Guido Steinberg and Nils Woermer, “Exploring Iran & Saudi Arabia’s Interests in Afghanistan & Pakistan: Stakeholders or Spoilers—A Zero Sum Game?” Barcelona Centre for International Affairs, April 2013, 3, http://www.cidob.org/es/publicaciones/stap_rp/policy_research_papers/
 Steve Coll, Ghost Wars: The Secret History of the CIA, Afghanistan, and Bin Laden, from the Soviet Invasion to September 10, 2001 (New York: Penguin, 2004), 447–49.
 Christopher Davidson, “Dubai: The Security Dimensions of the Region’s Premier Free Port,” Middle East Policy 15, no. 2 (2008): 145.
 “UAE Has Done Exemplary Work in Afghanistan,” Gulf News, August 25, 2011.

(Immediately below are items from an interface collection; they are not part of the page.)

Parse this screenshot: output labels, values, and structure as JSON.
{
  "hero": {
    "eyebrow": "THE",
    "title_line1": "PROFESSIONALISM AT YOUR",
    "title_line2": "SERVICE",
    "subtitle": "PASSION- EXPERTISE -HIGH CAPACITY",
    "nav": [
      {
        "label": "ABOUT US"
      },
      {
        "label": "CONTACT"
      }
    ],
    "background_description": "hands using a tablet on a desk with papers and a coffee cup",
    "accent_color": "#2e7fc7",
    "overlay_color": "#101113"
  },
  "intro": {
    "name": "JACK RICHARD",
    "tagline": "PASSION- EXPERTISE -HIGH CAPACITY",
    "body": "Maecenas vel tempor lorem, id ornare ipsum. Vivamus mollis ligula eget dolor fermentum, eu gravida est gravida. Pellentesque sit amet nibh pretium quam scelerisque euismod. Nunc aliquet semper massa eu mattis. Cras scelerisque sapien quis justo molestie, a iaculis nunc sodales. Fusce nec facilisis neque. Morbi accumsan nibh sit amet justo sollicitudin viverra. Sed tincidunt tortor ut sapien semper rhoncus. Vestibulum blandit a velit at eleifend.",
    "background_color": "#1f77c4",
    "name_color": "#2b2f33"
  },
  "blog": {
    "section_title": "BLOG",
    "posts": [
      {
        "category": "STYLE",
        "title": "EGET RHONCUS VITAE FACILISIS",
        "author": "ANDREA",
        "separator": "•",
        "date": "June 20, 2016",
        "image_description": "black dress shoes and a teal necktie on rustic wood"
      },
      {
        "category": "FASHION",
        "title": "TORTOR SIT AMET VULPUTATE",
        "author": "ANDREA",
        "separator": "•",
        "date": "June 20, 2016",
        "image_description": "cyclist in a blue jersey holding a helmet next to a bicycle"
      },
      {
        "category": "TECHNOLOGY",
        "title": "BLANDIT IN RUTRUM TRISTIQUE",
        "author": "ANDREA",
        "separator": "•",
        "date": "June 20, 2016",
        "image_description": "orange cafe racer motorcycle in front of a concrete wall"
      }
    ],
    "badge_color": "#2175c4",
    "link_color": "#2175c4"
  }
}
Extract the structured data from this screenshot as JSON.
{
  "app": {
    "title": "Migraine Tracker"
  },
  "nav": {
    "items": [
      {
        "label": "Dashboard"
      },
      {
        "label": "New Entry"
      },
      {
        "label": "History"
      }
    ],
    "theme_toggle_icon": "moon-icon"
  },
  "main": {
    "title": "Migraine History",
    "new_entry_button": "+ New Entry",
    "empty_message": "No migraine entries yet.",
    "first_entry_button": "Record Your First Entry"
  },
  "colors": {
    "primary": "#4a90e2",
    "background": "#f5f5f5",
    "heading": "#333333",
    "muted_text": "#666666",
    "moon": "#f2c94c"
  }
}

 Matthew Rosenberg, “Corruption Suspected in Airlift of Billions in Cash from Kabul,” Wall Street Journal, June 25, 2010.